### YOUR OBJECTIVE
Extract each line holding the word "Enter" from the entries.

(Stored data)
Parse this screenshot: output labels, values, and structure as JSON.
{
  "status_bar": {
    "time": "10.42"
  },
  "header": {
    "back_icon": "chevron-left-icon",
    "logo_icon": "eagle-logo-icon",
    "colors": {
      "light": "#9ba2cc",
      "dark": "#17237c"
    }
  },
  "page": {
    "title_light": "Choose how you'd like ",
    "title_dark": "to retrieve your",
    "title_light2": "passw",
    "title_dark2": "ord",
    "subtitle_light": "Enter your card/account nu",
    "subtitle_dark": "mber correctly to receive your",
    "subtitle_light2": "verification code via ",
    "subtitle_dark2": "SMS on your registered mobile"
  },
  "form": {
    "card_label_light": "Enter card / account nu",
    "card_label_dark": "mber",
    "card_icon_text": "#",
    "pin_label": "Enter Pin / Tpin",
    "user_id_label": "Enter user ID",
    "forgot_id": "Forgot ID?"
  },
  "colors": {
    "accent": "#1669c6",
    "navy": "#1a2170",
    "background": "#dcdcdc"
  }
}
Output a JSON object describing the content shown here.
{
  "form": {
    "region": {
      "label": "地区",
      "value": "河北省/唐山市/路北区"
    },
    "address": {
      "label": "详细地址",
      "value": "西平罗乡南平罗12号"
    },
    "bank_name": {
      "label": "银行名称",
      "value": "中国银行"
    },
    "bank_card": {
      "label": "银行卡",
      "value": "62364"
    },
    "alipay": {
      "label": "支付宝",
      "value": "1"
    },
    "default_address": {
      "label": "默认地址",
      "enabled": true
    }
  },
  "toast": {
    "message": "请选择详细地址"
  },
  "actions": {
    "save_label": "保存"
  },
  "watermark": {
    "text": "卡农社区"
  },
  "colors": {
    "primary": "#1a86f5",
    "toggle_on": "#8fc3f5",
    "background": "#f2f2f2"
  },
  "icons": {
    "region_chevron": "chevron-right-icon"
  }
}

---

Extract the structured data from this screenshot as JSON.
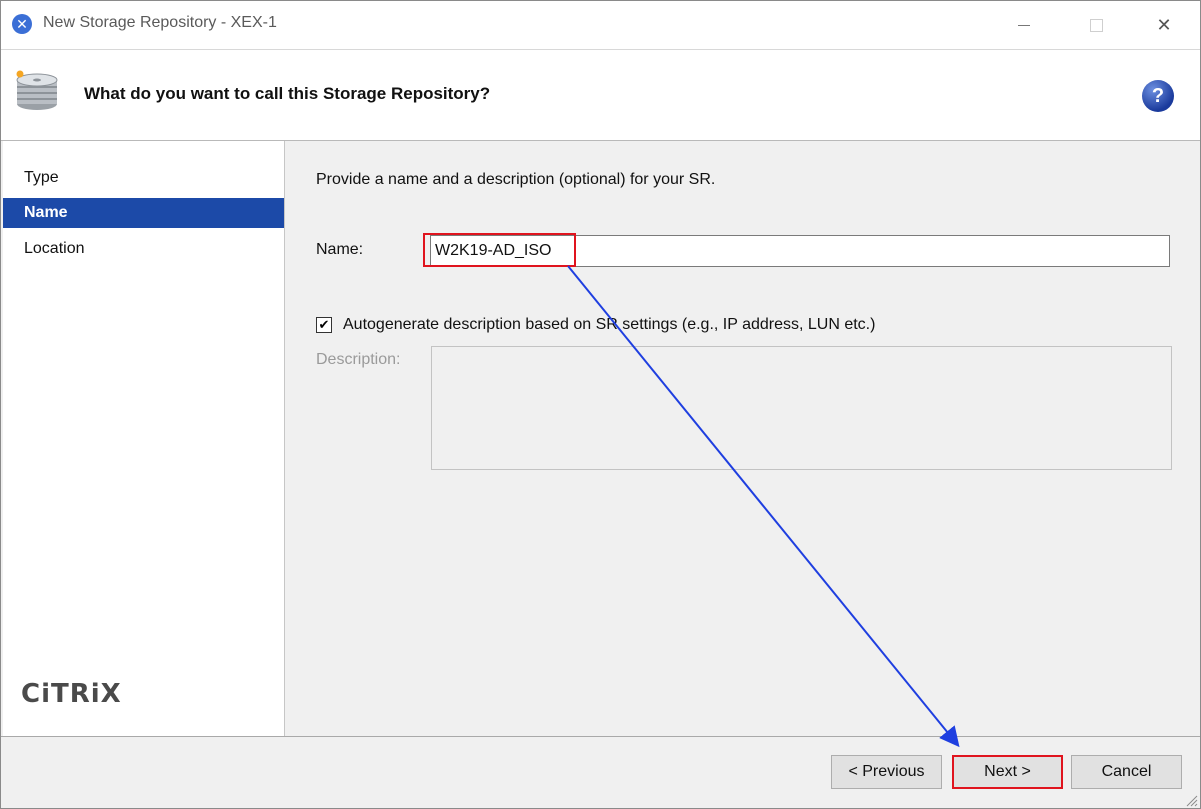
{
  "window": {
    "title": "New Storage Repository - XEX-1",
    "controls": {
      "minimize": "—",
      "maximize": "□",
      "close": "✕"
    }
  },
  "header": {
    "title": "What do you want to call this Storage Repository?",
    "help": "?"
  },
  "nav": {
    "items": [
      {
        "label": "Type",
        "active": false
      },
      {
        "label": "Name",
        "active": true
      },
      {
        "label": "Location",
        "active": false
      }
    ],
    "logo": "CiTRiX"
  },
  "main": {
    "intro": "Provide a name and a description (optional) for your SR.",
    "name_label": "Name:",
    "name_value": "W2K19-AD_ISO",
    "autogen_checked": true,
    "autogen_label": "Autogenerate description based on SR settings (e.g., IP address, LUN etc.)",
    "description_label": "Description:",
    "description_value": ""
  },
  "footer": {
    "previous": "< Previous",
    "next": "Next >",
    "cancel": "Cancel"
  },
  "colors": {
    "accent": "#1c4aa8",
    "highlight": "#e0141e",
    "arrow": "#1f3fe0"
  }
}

### EXERCISE ANSWER
    "subtitle_light": "Enter your card/account nu",
    "card_label_light": "Enter card / account nu",
    "pin_label": "Enter Pin / Tpin",
    "user_id_label": "Enter user ID",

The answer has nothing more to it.